[Raw data — start]

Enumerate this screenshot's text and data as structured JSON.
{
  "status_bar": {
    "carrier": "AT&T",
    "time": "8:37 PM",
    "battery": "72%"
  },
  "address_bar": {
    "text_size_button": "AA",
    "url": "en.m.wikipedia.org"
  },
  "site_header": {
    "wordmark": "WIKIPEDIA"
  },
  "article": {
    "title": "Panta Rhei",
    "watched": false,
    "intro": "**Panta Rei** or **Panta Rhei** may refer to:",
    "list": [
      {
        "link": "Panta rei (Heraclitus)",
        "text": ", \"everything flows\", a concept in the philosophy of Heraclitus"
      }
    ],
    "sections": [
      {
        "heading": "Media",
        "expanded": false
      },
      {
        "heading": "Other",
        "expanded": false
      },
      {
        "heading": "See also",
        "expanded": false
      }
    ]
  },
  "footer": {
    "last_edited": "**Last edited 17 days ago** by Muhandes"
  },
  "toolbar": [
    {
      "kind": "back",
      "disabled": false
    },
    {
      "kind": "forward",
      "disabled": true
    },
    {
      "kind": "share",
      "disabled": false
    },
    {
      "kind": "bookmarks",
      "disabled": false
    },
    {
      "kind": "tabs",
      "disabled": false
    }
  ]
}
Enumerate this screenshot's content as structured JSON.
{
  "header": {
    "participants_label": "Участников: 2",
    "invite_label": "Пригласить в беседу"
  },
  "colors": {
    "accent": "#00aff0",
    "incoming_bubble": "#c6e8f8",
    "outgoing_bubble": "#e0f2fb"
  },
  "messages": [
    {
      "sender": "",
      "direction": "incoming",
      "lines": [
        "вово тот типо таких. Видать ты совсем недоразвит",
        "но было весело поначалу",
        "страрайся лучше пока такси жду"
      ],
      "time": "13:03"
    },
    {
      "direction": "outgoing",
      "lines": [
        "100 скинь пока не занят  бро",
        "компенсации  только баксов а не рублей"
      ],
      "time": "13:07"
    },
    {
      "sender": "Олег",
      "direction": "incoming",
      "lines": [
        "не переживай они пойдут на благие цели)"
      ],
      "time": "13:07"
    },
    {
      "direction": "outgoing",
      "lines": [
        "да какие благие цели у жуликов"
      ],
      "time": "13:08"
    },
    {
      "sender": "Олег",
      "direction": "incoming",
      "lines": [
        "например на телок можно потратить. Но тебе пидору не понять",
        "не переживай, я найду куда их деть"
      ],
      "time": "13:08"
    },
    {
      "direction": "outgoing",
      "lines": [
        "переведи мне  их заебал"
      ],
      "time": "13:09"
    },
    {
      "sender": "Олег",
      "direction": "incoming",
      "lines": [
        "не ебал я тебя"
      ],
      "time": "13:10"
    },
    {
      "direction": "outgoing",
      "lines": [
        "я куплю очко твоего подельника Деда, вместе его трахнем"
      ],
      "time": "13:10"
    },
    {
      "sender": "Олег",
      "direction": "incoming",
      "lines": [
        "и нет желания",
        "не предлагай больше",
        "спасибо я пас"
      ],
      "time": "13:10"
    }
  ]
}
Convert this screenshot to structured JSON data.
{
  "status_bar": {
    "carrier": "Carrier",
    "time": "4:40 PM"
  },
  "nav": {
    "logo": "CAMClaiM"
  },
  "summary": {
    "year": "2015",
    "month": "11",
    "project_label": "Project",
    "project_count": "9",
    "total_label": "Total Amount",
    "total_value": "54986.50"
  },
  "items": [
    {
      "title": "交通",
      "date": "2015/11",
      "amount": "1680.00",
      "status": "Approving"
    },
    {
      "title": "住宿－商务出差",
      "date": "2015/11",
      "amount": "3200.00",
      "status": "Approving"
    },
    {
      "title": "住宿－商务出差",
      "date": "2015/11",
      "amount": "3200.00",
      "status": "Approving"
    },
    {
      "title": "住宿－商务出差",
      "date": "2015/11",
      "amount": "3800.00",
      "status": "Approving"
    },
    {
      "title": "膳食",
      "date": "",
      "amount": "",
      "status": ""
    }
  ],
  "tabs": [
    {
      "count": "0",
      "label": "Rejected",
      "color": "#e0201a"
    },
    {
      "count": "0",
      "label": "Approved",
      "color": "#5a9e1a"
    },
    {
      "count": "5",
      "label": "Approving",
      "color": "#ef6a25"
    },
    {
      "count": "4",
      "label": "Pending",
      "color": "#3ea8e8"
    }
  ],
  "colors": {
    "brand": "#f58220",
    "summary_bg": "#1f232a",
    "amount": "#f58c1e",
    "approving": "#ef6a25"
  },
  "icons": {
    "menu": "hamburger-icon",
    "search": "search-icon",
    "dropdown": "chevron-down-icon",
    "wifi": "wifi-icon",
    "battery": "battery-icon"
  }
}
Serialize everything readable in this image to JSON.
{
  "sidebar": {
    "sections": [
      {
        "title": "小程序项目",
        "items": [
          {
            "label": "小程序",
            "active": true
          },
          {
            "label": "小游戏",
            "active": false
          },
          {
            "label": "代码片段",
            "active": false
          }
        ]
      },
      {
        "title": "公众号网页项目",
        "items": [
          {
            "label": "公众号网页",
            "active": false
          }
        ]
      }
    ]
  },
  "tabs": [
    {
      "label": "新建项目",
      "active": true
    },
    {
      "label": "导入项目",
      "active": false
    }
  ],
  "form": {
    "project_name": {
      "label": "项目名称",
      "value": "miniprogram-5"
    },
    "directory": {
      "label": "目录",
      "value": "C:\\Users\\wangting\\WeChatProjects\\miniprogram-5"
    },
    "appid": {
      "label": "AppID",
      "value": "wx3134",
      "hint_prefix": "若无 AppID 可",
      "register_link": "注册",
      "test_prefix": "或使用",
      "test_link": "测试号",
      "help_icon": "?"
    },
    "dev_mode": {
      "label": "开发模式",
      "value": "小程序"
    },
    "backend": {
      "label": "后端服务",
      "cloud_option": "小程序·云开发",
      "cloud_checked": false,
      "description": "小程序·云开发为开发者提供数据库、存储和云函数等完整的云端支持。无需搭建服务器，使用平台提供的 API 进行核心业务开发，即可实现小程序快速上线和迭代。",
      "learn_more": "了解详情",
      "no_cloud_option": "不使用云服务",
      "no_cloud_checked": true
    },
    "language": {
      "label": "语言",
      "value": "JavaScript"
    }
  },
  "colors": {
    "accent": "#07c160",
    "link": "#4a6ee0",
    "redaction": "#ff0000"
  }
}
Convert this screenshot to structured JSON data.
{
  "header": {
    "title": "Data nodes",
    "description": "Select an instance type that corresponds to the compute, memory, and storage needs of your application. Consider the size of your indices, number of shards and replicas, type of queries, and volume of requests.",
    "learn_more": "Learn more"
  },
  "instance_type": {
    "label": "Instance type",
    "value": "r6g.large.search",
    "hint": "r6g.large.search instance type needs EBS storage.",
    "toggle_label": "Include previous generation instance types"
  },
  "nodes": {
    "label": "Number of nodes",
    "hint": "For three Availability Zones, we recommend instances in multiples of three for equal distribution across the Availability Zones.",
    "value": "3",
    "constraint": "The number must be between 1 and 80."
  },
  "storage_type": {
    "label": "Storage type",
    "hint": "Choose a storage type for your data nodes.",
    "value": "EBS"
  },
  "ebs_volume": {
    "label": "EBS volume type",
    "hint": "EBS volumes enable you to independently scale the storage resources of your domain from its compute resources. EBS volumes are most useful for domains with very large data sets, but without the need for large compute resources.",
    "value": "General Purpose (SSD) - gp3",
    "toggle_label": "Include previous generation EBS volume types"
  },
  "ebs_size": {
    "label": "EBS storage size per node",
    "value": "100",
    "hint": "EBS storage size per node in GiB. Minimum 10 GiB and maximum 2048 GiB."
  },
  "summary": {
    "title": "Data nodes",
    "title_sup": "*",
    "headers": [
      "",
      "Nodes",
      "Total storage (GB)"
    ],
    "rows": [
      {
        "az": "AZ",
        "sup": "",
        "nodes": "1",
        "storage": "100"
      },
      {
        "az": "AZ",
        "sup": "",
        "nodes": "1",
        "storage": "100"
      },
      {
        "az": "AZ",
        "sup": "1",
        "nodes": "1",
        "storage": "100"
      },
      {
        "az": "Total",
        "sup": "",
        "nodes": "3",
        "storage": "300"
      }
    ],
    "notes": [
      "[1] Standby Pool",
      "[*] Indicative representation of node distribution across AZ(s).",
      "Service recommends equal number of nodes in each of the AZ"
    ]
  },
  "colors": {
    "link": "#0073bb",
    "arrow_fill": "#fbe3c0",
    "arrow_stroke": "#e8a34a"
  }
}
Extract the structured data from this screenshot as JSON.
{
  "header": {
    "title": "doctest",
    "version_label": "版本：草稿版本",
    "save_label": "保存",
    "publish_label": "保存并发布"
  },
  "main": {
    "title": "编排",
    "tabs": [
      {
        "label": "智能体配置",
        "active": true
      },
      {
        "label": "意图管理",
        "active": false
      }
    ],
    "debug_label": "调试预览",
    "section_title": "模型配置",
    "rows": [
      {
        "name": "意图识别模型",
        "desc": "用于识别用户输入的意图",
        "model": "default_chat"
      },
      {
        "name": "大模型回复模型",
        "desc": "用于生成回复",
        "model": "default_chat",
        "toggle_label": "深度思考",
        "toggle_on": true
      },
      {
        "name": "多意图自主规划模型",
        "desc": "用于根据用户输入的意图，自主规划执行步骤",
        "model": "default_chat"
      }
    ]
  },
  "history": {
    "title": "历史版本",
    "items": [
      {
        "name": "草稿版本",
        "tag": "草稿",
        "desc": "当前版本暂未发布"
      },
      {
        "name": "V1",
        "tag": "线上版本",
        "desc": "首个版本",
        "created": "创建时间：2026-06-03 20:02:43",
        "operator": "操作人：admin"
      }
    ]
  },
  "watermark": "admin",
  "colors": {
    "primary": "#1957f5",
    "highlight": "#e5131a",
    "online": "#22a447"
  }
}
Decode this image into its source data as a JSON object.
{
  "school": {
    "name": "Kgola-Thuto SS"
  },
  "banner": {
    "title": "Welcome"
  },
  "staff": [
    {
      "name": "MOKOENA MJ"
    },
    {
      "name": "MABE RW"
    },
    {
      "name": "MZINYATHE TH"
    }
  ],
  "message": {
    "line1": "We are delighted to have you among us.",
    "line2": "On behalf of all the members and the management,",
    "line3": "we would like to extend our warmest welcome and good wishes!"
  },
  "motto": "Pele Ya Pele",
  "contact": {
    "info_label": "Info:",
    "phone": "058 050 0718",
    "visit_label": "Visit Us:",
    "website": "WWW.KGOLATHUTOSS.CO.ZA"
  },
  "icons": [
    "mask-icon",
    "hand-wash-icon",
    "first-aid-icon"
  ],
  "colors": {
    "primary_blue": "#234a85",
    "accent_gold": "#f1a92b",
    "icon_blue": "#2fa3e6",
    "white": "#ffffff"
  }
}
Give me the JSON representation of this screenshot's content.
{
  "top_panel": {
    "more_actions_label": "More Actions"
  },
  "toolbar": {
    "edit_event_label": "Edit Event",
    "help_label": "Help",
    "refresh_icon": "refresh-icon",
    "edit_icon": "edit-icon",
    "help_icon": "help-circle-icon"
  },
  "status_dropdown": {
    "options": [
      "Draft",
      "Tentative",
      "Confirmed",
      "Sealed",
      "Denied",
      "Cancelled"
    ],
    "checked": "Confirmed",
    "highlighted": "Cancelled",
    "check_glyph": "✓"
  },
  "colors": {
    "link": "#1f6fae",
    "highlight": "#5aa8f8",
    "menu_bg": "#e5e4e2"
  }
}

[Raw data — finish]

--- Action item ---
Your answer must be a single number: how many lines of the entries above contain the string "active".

--- Solved exercise ---
8